There are several literature on the remarkable contributions of Muslims to scientific growth and development. Is it Al-Khwarizmi, who invented algebra; or Ibn Sina, whose work revolutionized the teaching of Medicine; or Ibn Haytham, who wrote the laws of reflection and refraction of light and set forth the principles of inertia, to mention but three?
However, one feature is common to all of these achievers. You guessed right. Yes, they are all men.
But are you aware of another set of extraordinary individuals not often talked about, who played significant roles in the world of science?
Have you heard of Al-ijliya bint al-‘Ijli al-Asturlabi, who practiced the making of astrolabes, a branch of applied science of great status?
Or Sutayta Al-Mahmali, an expert mathematician in the 10th century who excelled in many other fields.
What about Rufayda al-Aslamiyyah, an expert healer, considered the first nurse in Islamic history, nursing the wounded in the Battle of Badr?
There’s Queen Amina of Zaria who although famous for her military exploits, is also known for her engineering skills, credited for the famous Zaria Wall.
Or is it A’ishah bint Abu Bakr, our beloved mother, one of the greatest scholars in Islam who wasn’t only knowledgeable in Islamic jurisprudence and Hadith, but was also highly informed in Medicine and matters of inheritance that dealt deeply with Mathematics.

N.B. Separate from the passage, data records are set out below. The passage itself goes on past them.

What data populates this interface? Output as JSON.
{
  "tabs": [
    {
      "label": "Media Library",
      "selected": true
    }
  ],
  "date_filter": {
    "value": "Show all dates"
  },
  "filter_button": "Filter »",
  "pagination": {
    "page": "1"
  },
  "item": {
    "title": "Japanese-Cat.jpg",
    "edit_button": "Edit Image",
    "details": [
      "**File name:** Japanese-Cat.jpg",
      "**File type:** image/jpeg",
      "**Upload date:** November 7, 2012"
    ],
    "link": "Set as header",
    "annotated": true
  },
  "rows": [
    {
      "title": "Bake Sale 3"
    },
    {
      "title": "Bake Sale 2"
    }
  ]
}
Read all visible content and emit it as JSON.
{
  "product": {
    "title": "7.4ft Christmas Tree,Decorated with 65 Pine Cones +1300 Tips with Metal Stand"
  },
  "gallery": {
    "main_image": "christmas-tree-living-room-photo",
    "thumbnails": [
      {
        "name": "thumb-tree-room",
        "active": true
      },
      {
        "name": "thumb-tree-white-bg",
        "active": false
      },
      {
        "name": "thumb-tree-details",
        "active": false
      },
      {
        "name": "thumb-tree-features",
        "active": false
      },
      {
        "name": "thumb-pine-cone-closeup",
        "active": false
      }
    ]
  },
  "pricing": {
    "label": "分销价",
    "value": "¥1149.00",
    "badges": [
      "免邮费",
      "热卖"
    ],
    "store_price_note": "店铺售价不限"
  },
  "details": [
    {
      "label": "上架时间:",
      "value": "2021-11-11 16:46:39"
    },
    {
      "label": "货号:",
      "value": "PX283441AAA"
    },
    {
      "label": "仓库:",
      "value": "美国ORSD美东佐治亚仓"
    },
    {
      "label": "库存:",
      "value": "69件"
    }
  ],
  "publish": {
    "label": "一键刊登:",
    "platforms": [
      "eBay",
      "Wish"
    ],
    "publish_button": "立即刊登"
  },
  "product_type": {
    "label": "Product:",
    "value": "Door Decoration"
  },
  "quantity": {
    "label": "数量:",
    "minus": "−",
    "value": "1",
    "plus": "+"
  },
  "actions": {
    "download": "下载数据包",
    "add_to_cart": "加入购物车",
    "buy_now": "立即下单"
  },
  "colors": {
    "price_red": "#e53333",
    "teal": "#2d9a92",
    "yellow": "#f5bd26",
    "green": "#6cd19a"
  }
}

Yes, these were the golden women of Islam… Practical proofs of the Prophet’s saying “Seeking knowledge is OBLIGATORY upon every Muslim.”
So, on this 11th Day of February, marked yearly by the UN as the International Day of Women and Girls in Science, we celebrate these extraordinary women and all women changing the face of science one step at a time.
At Noble Guide, we are conscious of the fact that the achievement of the internationally agreed sustainable development goals is dependent on science, and an inclusive atmosphere that will encourage more girls and women to pursue STEM-related courses and careers.
…Your child’s Future, our inspiration!